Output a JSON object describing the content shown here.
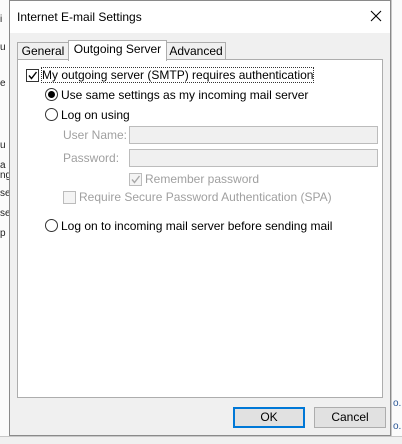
{
  "window": {
    "title": "Internet E-mail Settings"
  },
  "tabs": [
    {
      "label": "General"
    },
    {
      "label": "Outgoing Server"
    },
    {
      "label": "Advanced"
    }
  ],
  "active_tab": "Outgoing Server",
  "outgoing": {
    "requires_auth_label": "My outgoing server (SMTP) requires authentication",
    "requires_auth_checked": true,
    "same_settings_label": "Use same settings as my incoming mail server",
    "logon_using_label": "Log on using",
    "user_name_label": "User Name:",
    "user_name_value": "",
    "password_label": "Password:",
    "password_value": "",
    "remember_password_label": "Remember password",
    "require_spa_label": "Require Secure Password Authentication (SPA)",
    "logon_incoming_first_label": "Log on to incoming mail server before sending mail",
    "selected_option": "Use same settings as my incoming mail server"
  },
  "buttons": {
    "ok": "OK",
    "cancel": "Cancel"
  },
  "background": {
    "left_fragments": [
      "i",
      "u",
      "e",
      "u",
      "a",
      "ng",
      "se",
      "se",
      "p"
    ],
    "right_fragments": [
      "o.",
      "o."
    ]
  },
  "colors": {
    "accent": "#0078d7",
    "dialog_bg": "#f0f0f0",
    "disabled_text": "#a0a0a0"
  }
}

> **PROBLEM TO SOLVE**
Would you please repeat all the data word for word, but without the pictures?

> **ANSWER TO THIS PROBLEM**
Output a JSON object describing the content shown here.
{
  "window": {
    "title": "Internet E-mail Settings"
  },
  "tabs": [
    {
      "label": "General"
    },
    {
      "label": "Outgoing Server"
    },
    {
      "label": "Advanced"
    }
  ],
  "active_tab": "Outgoing Server",
  "outgoing": {
    "requires_auth_label": "My outgoing server (SMTP) requires authentication",
    "requires_auth_checked": true,
    "same_settings_label": "Use same settings as my incoming mail server",
    "logon_using_label": "Log on using",
    "user_name_label": "User Name:",
    "user_name_value": "",
    "password_label": "Password:",
    "password_value": "",
    "remember_password_label": "Remember password",
    "require_spa_label": "Require Secure Password Authentication (SPA)",
    "logon_incoming_first_label": "Log on to incoming mail server before sending mail",
    "selected_option": "Use same settings as my incoming mail server"
  },
  "buttons": {
    "ok": "OK",
    "cancel": "Cancel"
  },
  "background": {
    "left_fragments": [
      "i",
      "u",
      "e",
      "u",
      "a",
      "ng",
      "se",
      "se",
      "p"
    ],
    "right_fragments": [
      "o.",
      "o."
    ]
  },
  "colors": {
    "accent": "#0078d7",
    "dialog_bg": "#f0f0f0",
    "disabled_text": "#a0a0a0"
  }
}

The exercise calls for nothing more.